James Angleton, the target in Spytime, headed the CIA's counterintelligence division until he was forced to retire in 1974. Angleton had enraged the Establishment by advocating the views of Soviet KGB defector Anatoliy Golitsyn. After defecting in 1961, Golitsyn warned that the Soviets had insinuated moles into strategic positions in Western intelligence agencies and were engaged in a long-term campaign of "strategic deception" against the West.

In the early 1980s, Golitsyn made a series of uncanny predictions about the advent of Perestroika and subsequent developments in the Soviet Bloc, nearly all of which have come true. The cases of CIA counterintelligence operative Aldrich Ames and FBI counterintelligence agent Robert Hannsen--both of whom were caught spying for the Soviets--further validated Golitsyn's reliability.

In the mid-1970s, Buckley--a "former" CIA operative trained in "deep cover" operations--was approached by Angleton and asked to ghostwrite a book on behalf of Golitsyn. …

The rest of this article is only available to active members of Questia

Already a member? Log in now.

Notes for this article

Add a new note
If you are trying to select text to create highlights or citations, remember that you must now click or tap on the first word, and then click or tap on the last word.
One moment ...
Default project is now your active project.
Project items
Notes
Cite this article

Cited article

Style
Citations are available only to our active members.
Buy instant access to cite pages or passages in MLA 8, MLA 7, APA and Chicago citation styles.

(Einhorn, 1992, p. 25)

(Einhorn 25)

(Einhorn 25)

1. Lois J. Einhorn, Abraham Lincoln, the Orator: Penetrating the Lincoln Legend (Westport, CT: Greenwood Press, 1992), 25, http://www.questia.com/read/27419298.

Note: primary sources have slightly different requirements for citation. Please see these guidelines for more information.

Cited article

Getting It Wrong: With His Latest Novel, William F. Buckley Continues His Effort to Rewrite History to His Liking, This Time Targeting the John Birch Society. (Conservatism)
Settings

Settings

Typeface
Text size Smaller Larger Reset View mode
Search within

Search within this article

Look up

Look up a word

  • Dictionary
  • Thesaurus
Please submit a word or phrase above.
Print this page

Print this page

Why can't I print more than one page at a time?

Help
Full screen
Items saved from this article
  • Highlights & Notes
  • Citations
Some of your highlights are legacy items.

Highlights saved before July 30, 2012 will not be displayed on their respective source pages.

You can easily re-create the highlights by opening the book page or article, selecting the text, and clicking “Highlight.”

matching results for page

    Questia reader help

    How to highlight and cite specific passages

    1. Click or tap the first word you want to select.
    2. Click or tap the last word you want to select, and you’ll see everything in between get selected.
    3. You’ll then get a menu of options like creating a highlight or a citation from that passage of text.

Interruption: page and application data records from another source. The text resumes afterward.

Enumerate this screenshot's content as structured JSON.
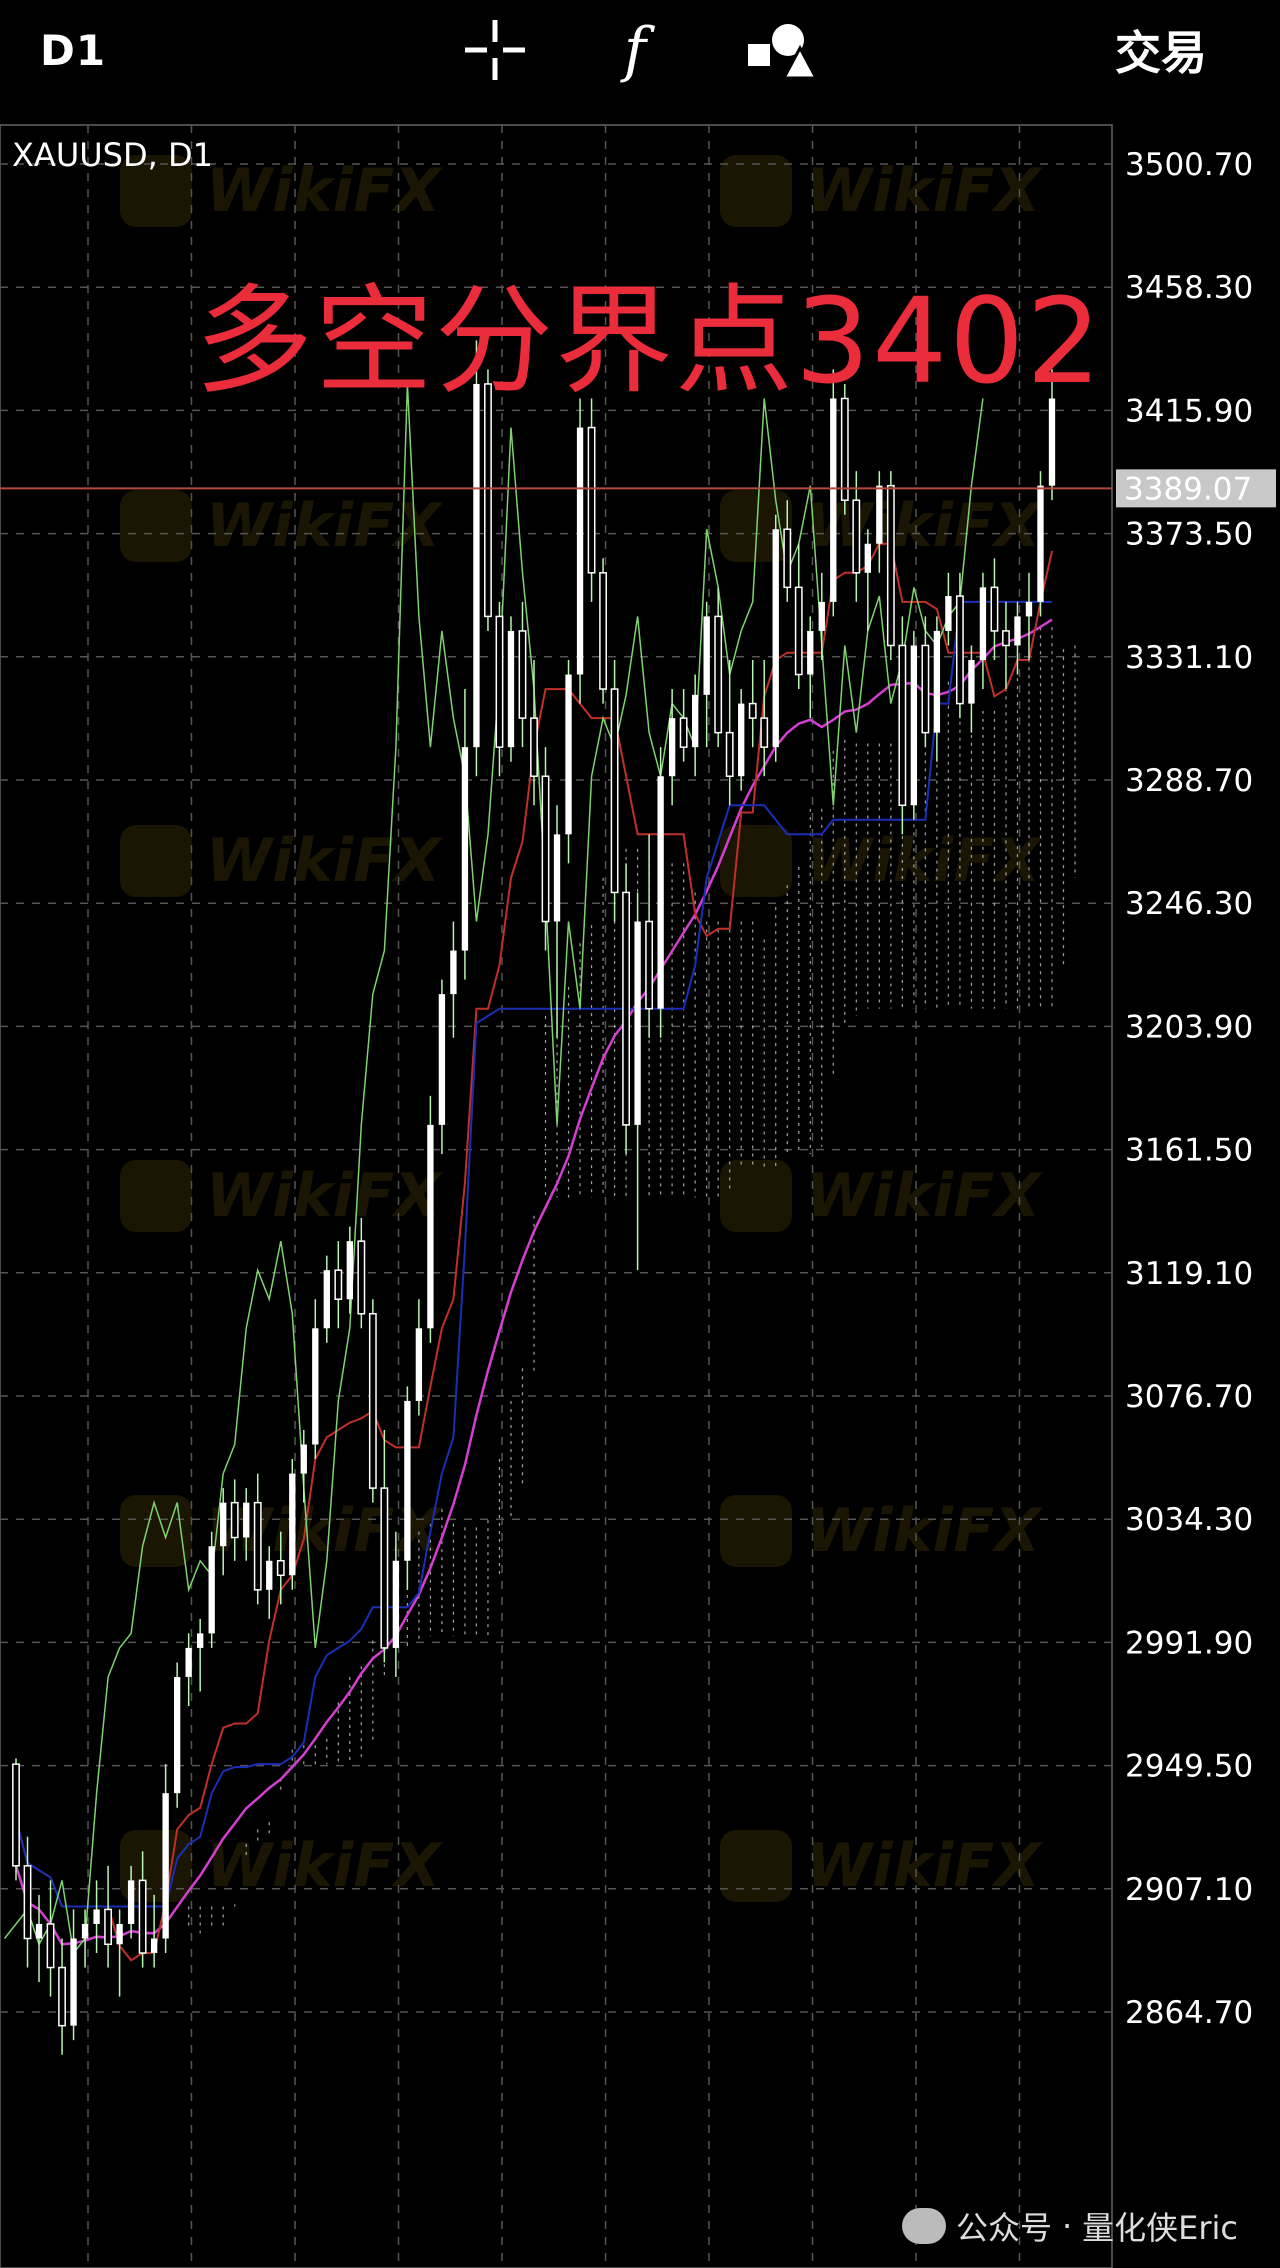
{
  "toolbar": {
    "timeframe": "D1",
    "crosshair_icon": "crosshair-icon",
    "function_icon": "f",
    "objects_icon": "shapes-icon",
    "trade_label": "交易"
  },
  "chart": {
    "symbol_label": "XAUUSD, D1",
    "headline": "多空分界点3402",
    "current_price": "3389.07",
    "footer": {
      "prefix": "公众号",
      "sep": "·",
      "name": "量化侠Eric"
    },
    "watermark_text": "WikiFX"
  },
  "colors": {
    "background": "#000000",
    "bull_candle": "#ffffff",
    "candle_wick": "#b9f5b3",
    "tenkan": "#c0302a",
    "kijun": "#1a2fb5",
    "chikou": "#7ed36f",
    "senkou": "#d8d8d8",
    "ma": "#d43fd1",
    "headline": "#ea2c3b",
    "price_line": "#b44a3f"
  },
  "chart_data": {
    "type": "candlestick",
    "symbol": "XAUUSD",
    "timeframe": "D1",
    "ylim": [
      2843.5,
      3521.9
    ],
    "y_ticks": [
      3500.7,
      3458.3,
      3415.9,
      3373.5,
      3331.1,
      3288.7,
      3246.3,
      3203.9,
      3161.5,
      3119.1,
      3076.7,
      3034.3,
      2991.9,
      2949.5,
      2907.1,
      2864.7
    ],
    "y_tick_labels": [
      "3500.70",
      "3458.30",
      "3415.90",
      "3373.50",
      "3331.10",
      "3288.70",
      "3246.30",
      "3203.90",
      "3161.50",
      "3119.10",
      "3076.70",
      "3034.30",
      "2991.90",
      "2949.50",
      "2907.10",
      "2864.70"
    ],
    "current_price": 3389.07,
    "indicators": [
      "Ichimoku Kinko Hyo",
      "Moving Average"
    ],
    "candles": [
      [
        2950,
        2952,
        2910,
        2915
      ],
      [
        2915,
        2925,
        2880,
        2890
      ],
      [
        2890,
        2905,
        2875,
        2895
      ],
      [
        2895,
        2910,
        2870,
        2880
      ],
      [
        2880,
        2890,
        2850,
        2860
      ],
      [
        2860,
        2900,
        2855,
        2890
      ],
      [
        2890,
        2900,
        2880,
        2895
      ],
      [
        2895,
        2910,
        2885,
        2900
      ],
      [
        2900,
        2915,
        2880,
        2888
      ],
      [
        2888,
        2900,
        2870,
        2895
      ],
      [
        2895,
        2915,
        2890,
        2910
      ],
      [
        2910,
        2920,
        2880,
        2885
      ],
      [
        2885,
        2905,
        2880,
        2890
      ],
      [
        2890,
        2950,
        2885,
        2940
      ],
      [
        2940,
        2985,
        2935,
        2980
      ],
      [
        2980,
        2995,
        2970,
        2990
      ],
      [
        2990,
        3000,
        2975,
        2995
      ],
      [
        2995,
        3030,
        2990,
        3025
      ],
      [
        3025,
        3045,
        3015,
        3040
      ],
      [
        3040,
        3048,
        3020,
        3028
      ],
      [
        3028,
        3045,
        3020,
        3040
      ],
      [
        3040,
        3050,
        3005,
        3010
      ],
      [
        3010,
        3025,
        3000,
        3020
      ],
      [
        3020,
        3030,
        3005,
        3015
      ],
      [
        3015,
        3055,
        3010,
        3050
      ],
      [
        3050,
        3065,
        3040,
        3060
      ],
      [
        3060,
        3110,
        3055,
        3100
      ],
      [
        3100,
        3125,
        3095,
        3120
      ],
      [
        3120,
        3130,
        3100,
        3110
      ],
      [
        3110,
        3135,
        3105,
        3130
      ],
      [
        3130,
        3138,
        3100,
        3105
      ],
      [
        3105,
        3110,
        3040,
        3045
      ],
      [
        3045,
        3065,
        2985,
        2990
      ],
      [
        2990,
        3030,
        2980,
        3020
      ],
      [
        3020,
        3080,
        3010,
        3075
      ],
      [
        3075,
        3110,
        3070,
        3100
      ],
      [
        3100,
        3180,
        3095,
        3170
      ],
      [
        3170,
        3220,
        3160,
        3215
      ],
      [
        3215,
        3240,
        3200,
        3230
      ],
      [
        3230,
        3320,
        3220,
        3300
      ],
      [
        3300,
        3440,
        3290,
        3425
      ],
      [
        3425,
        3430,
        3340,
        3345
      ],
      [
        3345,
        3350,
        3290,
        3300
      ],
      [
        3300,
        3345,
        3295,
        3340
      ],
      [
        3340,
        3350,
        3300,
        3310
      ],
      [
        3310,
        3330,
        3280,
        3290
      ],
      [
        3290,
        3300,
        3230,
        3240
      ],
      [
        3240,
        3280,
        3200,
        3270
      ],
      [
        3270,
        3330,
        3260,
        3325
      ],
      [
        3325,
        3420,
        3315,
        3410
      ],
      [
        3410,
        3420,
        3350,
        3360
      ],
      [
        3360,
        3365,
        3315,
        3320
      ],
      [
        3320,
        3330,
        3240,
        3250
      ],
      [
        3250,
        3260,
        3160,
        3170
      ],
      [
        3170,
        3250,
        3120,
        3240
      ],
      [
        3240,
        3270,
        3200,
        3210
      ],
      [
        3210,
        3300,
        3200,
        3290
      ],
      [
        3290,
        3320,
        3280,
        3310
      ],
      [
        3310,
        3320,
        3295,
        3300
      ],
      [
        3300,
        3325,
        3290,
        3318
      ],
      [
        3318,
        3350,
        3300,
        3345
      ],
      [
        3345,
        3355,
        3300,
        3305
      ],
      [
        3305,
        3330,
        3280,
        3290
      ],
      [
        3290,
        3320,
        3285,
        3315
      ],
      [
        3315,
        3330,
        3300,
        3310
      ],
      [
        3310,
        3330,
        3290,
        3300
      ],
      [
        3300,
        3380,
        3295,
        3375
      ],
      [
        3375,
        3385,
        3350,
        3355
      ],
      [
        3355,
        3370,
        3320,
        3325
      ],
      [
        3325,
        3345,
        3310,
        3340
      ],
      [
        3340,
        3360,
        3330,
        3350
      ],
      [
        3350,
        3430,
        3345,
        3420
      ],
      [
        3420,
        3425,
        3380,
        3385
      ],
      [
        3385,
        3395,
        3350,
        3360
      ],
      [
        3360,
        3375,
        3340,
        3370
      ],
      [
        3370,
        3395,
        3360,
        3390
      ],
      [
        3390,
        3395,
        3330,
        3335
      ],
      [
        3335,
        3345,
        3270,
        3280
      ],
      [
        3280,
        3340,
        3275,
        3335
      ],
      [
        3335,
        3345,
        3300,
        3305
      ],
      [
        3305,
        3345,
        3295,
        3340
      ],
      [
        3340,
        3360,
        3335,
        3352
      ],
      [
        3352,
        3360,
        3310,
        3315
      ],
      [
        3315,
        3335,
        3305,
        3330
      ],
      [
        3330,
        3360,
        3320,
        3355
      ],
      [
        3355,
        3365,
        3330,
        3340
      ],
      [
        3340,
        3350,
        3320,
        3335
      ],
      [
        3335,
        3350,
        3325,
        3345
      ],
      [
        3345,
        3360,
        3330,
        3350
      ],
      [
        3350,
        3395,
        3345,
        3390
      ],
      [
        3390,
        3430,
        3385,
        3420
      ]
    ]
  }
}
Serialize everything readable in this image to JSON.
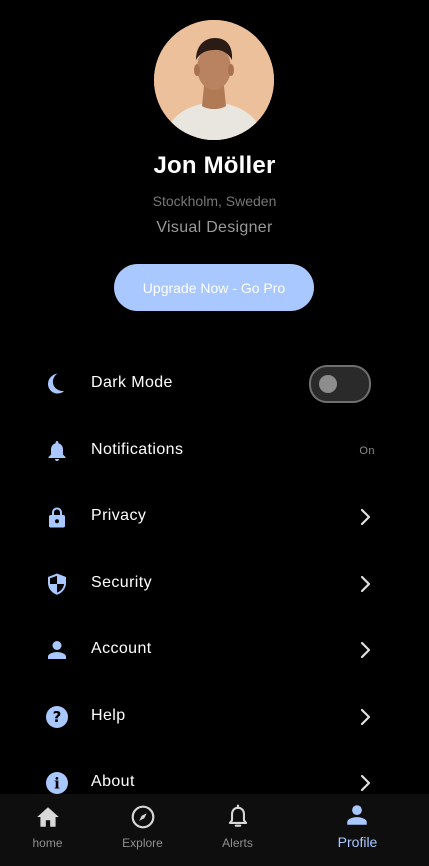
{
  "profile": {
    "name": "Jon Möller",
    "location": "Stockholm, Sweden",
    "role": "Visual Designer",
    "upgrade_label": "Upgrade Now - Go Pro"
  },
  "menu": {
    "dark_mode": {
      "label": "Dark Mode",
      "icon": "moon-icon",
      "enabled": false
    },
    "notifications": {
      "label": "Notifications",
      "icon": "bell-icon",
      "status": "On"
    },
    "privacy": {
      "label": "Privacy",
      "icon": "lock-icon"
    },
    "security": {
      "label": "Security",
      "icon": "shield-icon"
    },
    "account": {
      "label": "Account",
      "icon": "person-icon"
    },
    "help": {
      "label": "Help",
      "icon": "help-circle-icon"
    },
    "about": {
      "label": "About",
      "icon": "info-icon"
    }
  },
  "nav": {
    "home": {
      "label": "home",
      "icon": "home-icon"
    },
    "explore": {
      "label": "Explore",
      "icon": "compass-icon"
    },
    "alerts": {
      "label": "Alerts",
      "icon": "bell-outline-icon"
    },
    "profile": {
      "label": "Profile",
      "icon": "person-icon",
      "active": true
    }
  },
  "colors": {
    "accent": "#a8c8ff",
    "background": "#000000",
    "nav_background": "#0e0e0e",
    "muted_text": "#777777"
  }
}
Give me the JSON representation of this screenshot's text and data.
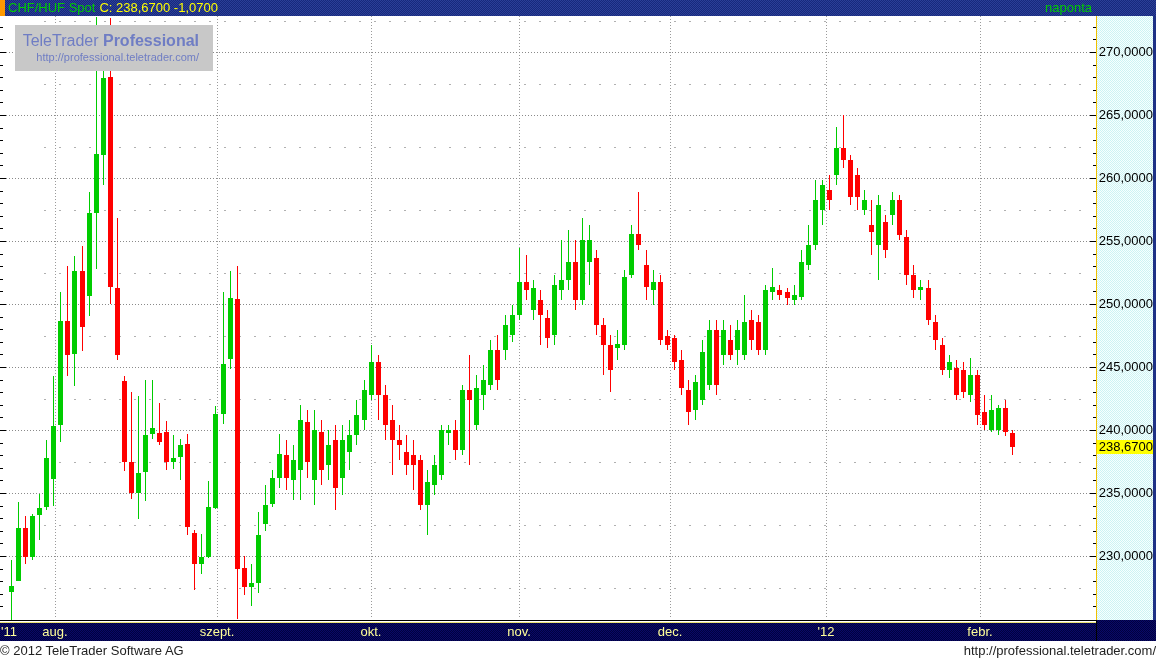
{
  "header": {
    "symbol": "CHF/HUF Spot",
    "quote": "C: 238,6700 -1,0700",
    "interval": "naponta"
  },
  "chart": {
    "logo": {
      "title": "TeleTrader **Professional**",
      "url": "http://professional.teletrader.com/"
    },
    "y_axis": {
      "labels": [
        "270,0000",
        "265,0000",
        "260,0000",
        "255,0000",
        "250,0000",
        "245,0000",
        "240,0000",
        "235,0000",
        "230,0000"
      ],
      "last_price": "238,6700"
    },
    "x_axis": {
      "labels": [
        "'11",
        "aug.",
        "szept.",
        "okt.",
        "nov.",
        "dec.",
        "'12",
        "febr."
      ]
    }
  },
  "footer": {
    "copyright": "© 2012 TeleTrader Software AG",
    "url": "http://professional.teletrader.com/"
  }
}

    OK, got it!

    Cited passage

    Style
    Citations are available only to our active members.
    Buy instant access to cite pages or passages in MLA 8, MLA 7, APA and Chicago citation styles.

    "Portraying himself as an honest, ordinary person helped Lincoln identify with his audiences." (Einhorn, 1992, p. 25).

    "Portraying himself as an honest, ordinary person helped Lincoln identify with his audiences." (Einhorn 25)

    "Portraying himself as an honest, ordinary person helped Lincoln identify with his audiences." (Einhorn 25)

    "Portraying himself as an honest, ordinary person helped Lincoln identify with his audiences."1

    1. Lois J. Einhorn, Abraham Lincoln, the Orator: Penetrating the Lincoln Legend (Westport, CT: Greenwood Press, 1992), 25, http://www.questia.com/read/27419298.

    Cited passage

    Thanks for trying Questia!

    Please continue trying out our research tools, but please note, full functionality is available only to our active members.

    Your work will be lost once you leave this Web page.

    Buy instant access to save your work.

    Already a member? Log in now.

    Search by... Author
    Show... All Results Primary Sources Peer-reviewed

    Oops!

    An unknown error has occurred. Please click the button below to reload the page. If the problem persists, please try again in a little while.